Hemorrhoids historical perspective

Jump to: navigation, search

Hemorrhoids Microchapters

Home

Patient Information

Overview

Historical Perspective

Classification

Pathophysiology

Causes

Differentiating Hemorrhoids from other Diseases

Epidemiology and Demographics

Risk Factors

Screening

Natural History, Complications and Prognosis

Diagnosis

History and Symptoms

Physical Examination

Laboratory Findings

X Ray

CT

MRI

Ultrasound

Other Imaging Findings

Other Diagnostic Studies

Treatment

Medical Therapy

Surgery

Primary Prevention

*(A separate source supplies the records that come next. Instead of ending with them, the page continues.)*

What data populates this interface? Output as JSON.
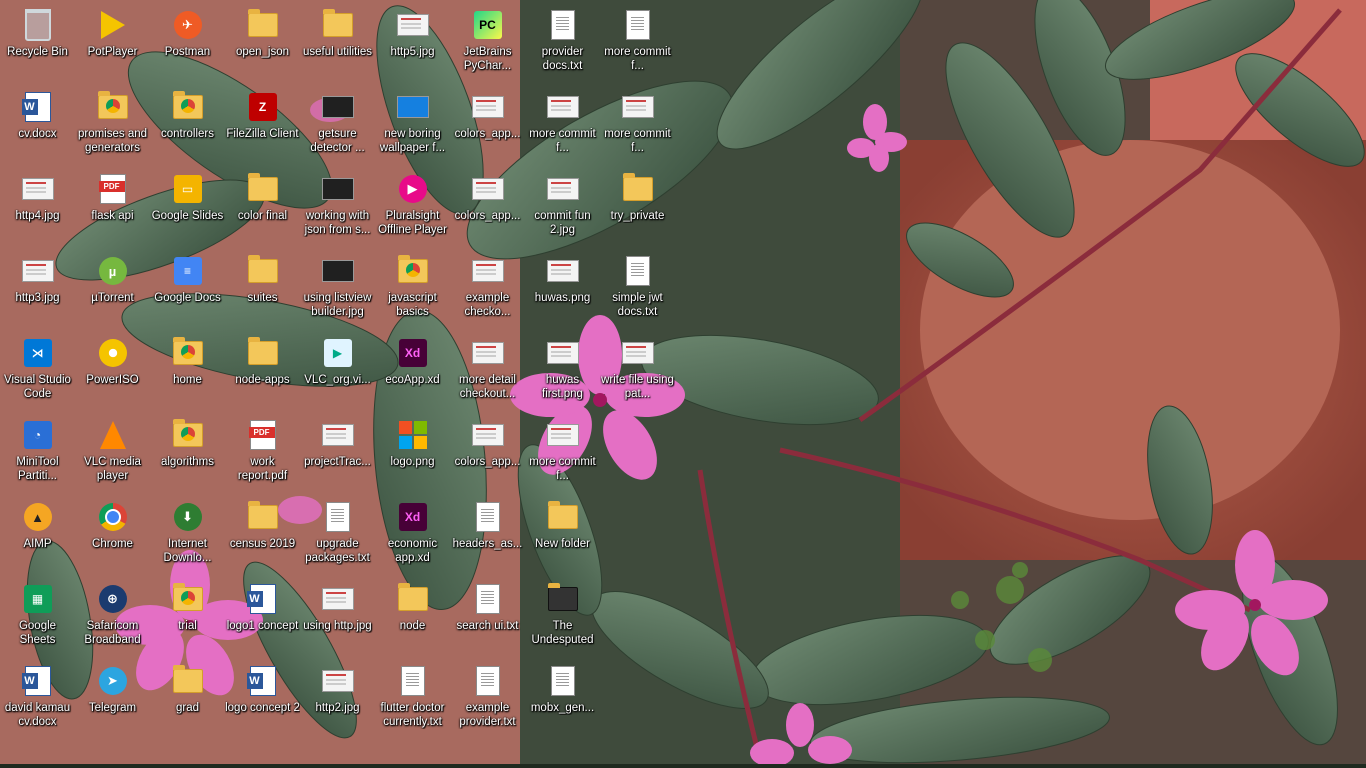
{
  "desktop": {
    "columns": [
      [
        {
          "label": "Recycle Bin",
          "icon": "recycle-bin-icon"
        },
        {
          "label": "cv.docx",
          "icon": "word-document-icon"
        },
        {
          "label": "http4.jpg",
          "icon": "image-file-icon"
        },
        {
          "label": "http3.jpg",
          "icon": "image-file-icon"
        },
        {
          "label": "Visual Studio Code",
          "icon": "vscode-icon"
        },
        {
          "label": "MiniTool Partiti...",
          "icon": "minitool-partition-icon"
        },
        {
          "label": "AIMP",
          "icon": "aimp-icon"
        },
        {
          "label": "Google Sheets",
          "icon": "google-sheets-icon"
        },
        {
          "label": "david kamau cv.docx",
          "icon": "word-document-icon"
        }
      ],
      [
        {
          "label": "PotPlayer",
          "icon": "potplayer-icon"
        },
        {
          "label": "promises and generators",
          "icon": "chrome-folder-icon"
        },
        {
          "label": "flask api",
          "icon": "pdf-file-icon"
        },
        {
          "label": "µTorrent",
          "icon": "utorrent-icon"
        },
        {
          "label": "PowerISO",
          "icon": "poweriso-icon"
        },
        {
          "label": "VLC media player",
          "icon": "vlc-icon"
        },
        {
          "label": "Chrome",
          "icon": "chrome-icon"
        },
        {
          "label": "Safaricom Broadband",
          "icon": "safaricom-icon"
        },
        {
          "label": "Telegram",
          "icon": "telegram-icon"
        }
      ],
      [
        {
          "label": "Postman",
          "icon": "postman-icon"
        },
        {
          "label": "controllers",
          "icon": "chrome-folder-icon"
        },
        {
          "label": "Google Slides",
          "icon": "google-slides-icon"
        },
        {
          "label": "Google Docs",
          "icon": "google-docs-icon"
        },
        {
          "label": "home",
          "icon": "chrome-folder-icon"
        },
        {
          "label": "algorithms",
          "icon": "chrome-folder-icon"
        },
        {
          "label": "Internet Downlo...",
          "icon": "internet-download-manager-icon"
        },
        {
          "label": "trial",
          "icon": "chrome-folder-icon"
        },
        {
          "label": "grad",
          "icon": "folder-icon"
        }
      ],
      [
        {
          "label": "open_json",
          "icon": "folder-icon"
        },
        {
          "label": "FileZilla Client",
          "icon": "filezilla-icon"
        },
        {
          "label": "color final",
          "icon": "folder-icon"
        },
        {
          "label": "suites",
          "icon": "folder-icon"
        },
        {
          "label": "node-apps",
          "icon": "folder-icon"
        },
        {
          "label": "work report.pdf",
          "icon": "pdf-file-icon"
        },
        {
          "label": "census 2019",
          "icon": "folder-icon"
        },
        {
          "label": "logo1 concept",
          "icon": "word-document-icon"
        },
        {
          "label": "logo concept 2",
          "icon": "word-document-icon"
        }
      ],
      [
        {
          "label": "useful utilities",
          "icon": "folder-icon"
        },
        {
          "label": "getsure detector ...",
          "icon": "dark-image-file-icon"
        },
        {
          "label": "working with json from s...",
          "icon": "dark-image-file-icon"
        },
        {
          "label": "using listview builder.jpg",
          "icon": "dark-image-file-icon"
        },
        {
          "label": "VLC_org.vi...",
          "icon": "vlc-file-icon"
        },
        {
          "label": "projectTrac...",
          "icon": "image-file-icon"
        },
        {
          "label": "upgrade packages.txt",
          "icon": "text-file-icon"
        },
        {
          "label": "using http.jpg",
          "icon": "image-file-icon"
        },
        {
          "label": "http2.jpg",
          "icon": "image-file-icon"
        }
      ],
      [
        {
          "label": "http5.jpg",
          "icon": "image-file-icon"
        },
        {
          "label": "new boring wallpaper f...",
          "icon": "blue-image-file-icon"
        },
        {
          "label": "Pluralsight Offline Player",
          "icon": "pluralsight-icon"
        },
        {
          "label": "javascript basics",
          "icon": "chrome-folder-icon"
        },
        {
          "label": "ecoApp.xd",
          "icon": "adobe-xd-icon"
        },
        {
          "label": "logo.png",
          "icon": "windows-logo-icon"
        },
        {
          "label": "economic app.xd",
          "icon": "adobe-xd-icon"
        },
        {
          "label": "node",
          "icon": "folder-icon"
        },
        {
          "label": "flutter doctor currently.txt",
          "icon": "text-file-icon"
        }
      ],
      [
        {
          "label": "JetBrains PyChar...",
          "icon": "pycharm-icon"
        },
        {
          "label": "colors_app...",
          "icon": "image-file-icon"
        },
        {
          "label": "colors_app...",
          "icon": "image-file-icon"
        },
        {
          "label": "example checko...",
          "icon": "image-file-icon"
        },
        {
          "label": "more detail checkout...",
          "icon": "image-file-icon"
        },
        {
          "label": "colors_app...",
          "icon": "image-file-icon"
        },
        {
          "label": "headers_as...",
          "icon": "text-file-icon"
        },
        {
          "label": "search ui.txt",
          "icon": "text-file-icon"
        },
        {
          "label": "example provider.txt",
          "icon": "text-file-icon"
        }
      ],
      [
        {
          "label": "provider docs.txt",
          "icon": "text-file-icon"
        },
        {
          "label": "more commit f...",
          "icon": "image-file-icon"
        },
        {
          "label": "commit fun 2.jpg",
          "icon": "image-file-icon"
        },
        {
          "label": "huwas.png",
          "icon": "image-file-icon"
        },
        {
          "label": "huwas first.png",
          "icon": "image-file-icon"
        },
        {
          "label": "more commit f...",
          "icon": "image-file-icon"
        },
        {
          "label": "New folder",
          "icon": "folder-icon"
        },
        {
          "label": "The Undesputed",
          "icon": "dark-folder-icon"
        },
        {
          "label": "mobx_gen...",
          "icon": "text-file-icon"
        }
      ],
      [
        {
          "label": "more commit f...",
          "icon": "text-file-icon"
        },
        {
          "label": "more commit f...",
          "icon": "image-file-icon"
        },
        {
          "label": "try_private",
          "icon": "folder-icon"
        },
        {
          "label": "simple jwt docs.txt",
          "icon": "text-file-icon"
        },
        {
          "label": "write file using pat...",
          "icon": "image-file-icon"
        }
      ]
    ]
  }
}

Secondary Prevention

Cost-Effectiveness of Therapy

Future or Investigational Therapies

Case Studies

Case #1

Hemorrhoids historical perspective On the Web

Most recent articles

Most cited articles

Review articles

CME Programs

Powerpoint slides

Images

American Roentgen Ray Society Images of Hemorrhoids historical perspective

All Images
X-rays
Echo & Ultrasound
CT Images
MRI

Ongoing Trials at Clinical Trials.gov

US National Guidelines Clearinghouse

NICE Guidance

FDA on Hemorrhoids historical perspective

CDC on Hemorrhoids historical perspective

Hemorrhoids historical perspective in the news

Blogs on Hemorrhoids historical perspective

Directions to Hospitals Treating Hemorrhoids

Risk calculators and risk factors for Hemorrhoids historical perspective

Editor-In-Chief: C. Michael Gibson, M.S., M.D. [1]; Associate Editor(s)-in-Chief: Ahmed Younes M.B.B.CH [2]

Overview

Hemorrhoids were first discovered by ancient Egyptians more than 3,700 years ago.

Historical Perspective

  • Hemorrhoids were known 3,700 years ago by ancient Egyptians. A recipe for an ointment made of ground acacia leaves was described in an ancient Egyptian manuscript.
  • The ancient Greek medical textbook “Hippocratic Corpus” described a maneuver that is similar to rubber band ligation as we know it today.
  • Roman encyclopedist Aulus Cornelius Celsus described band ligation and discussed possible complications. The Roman surgeon Galen suggested severing the connection between arteries and veins in an attempt to relieve the pain and the spread of infection.
  • During the sixth century, hemorrhoids were known as Saint Fiacre’s curse after a saint who developed them after working in his farm.
  • In 1398, the word “hemorrhoids” was first used in English after the French word “emorroides,” which developed from the Latin word “hæmorrhoida”. "Hæmorrhoida" means liable to bleeding.

References



Linked-in.jpg